EXERCISE REQUIREMENTS: In the data that follows, find each line containing "Aggiungi" and copy it.

↓

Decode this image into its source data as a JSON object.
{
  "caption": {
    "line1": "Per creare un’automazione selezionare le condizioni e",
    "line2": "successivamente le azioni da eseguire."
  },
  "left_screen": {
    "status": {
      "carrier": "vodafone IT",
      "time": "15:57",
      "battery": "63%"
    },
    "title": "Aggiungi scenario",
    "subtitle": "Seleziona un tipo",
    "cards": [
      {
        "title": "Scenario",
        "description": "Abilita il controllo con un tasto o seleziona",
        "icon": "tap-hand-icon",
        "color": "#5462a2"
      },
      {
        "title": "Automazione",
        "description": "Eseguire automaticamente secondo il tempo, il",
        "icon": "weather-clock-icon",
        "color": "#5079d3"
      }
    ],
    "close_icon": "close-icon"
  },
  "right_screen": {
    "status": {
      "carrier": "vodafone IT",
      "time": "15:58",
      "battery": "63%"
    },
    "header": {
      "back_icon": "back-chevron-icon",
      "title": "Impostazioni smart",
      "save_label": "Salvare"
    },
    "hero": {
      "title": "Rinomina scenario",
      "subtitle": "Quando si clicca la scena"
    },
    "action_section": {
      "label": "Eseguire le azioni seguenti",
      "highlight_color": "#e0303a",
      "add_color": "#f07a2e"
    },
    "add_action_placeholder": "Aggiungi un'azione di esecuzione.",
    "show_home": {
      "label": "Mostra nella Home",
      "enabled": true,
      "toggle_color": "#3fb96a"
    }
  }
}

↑

OUTPUT BELOW:
    "title": "Aggiungi scenario",
    "add_action_placeholder": "Aggiungi un'azione di esecuzione.",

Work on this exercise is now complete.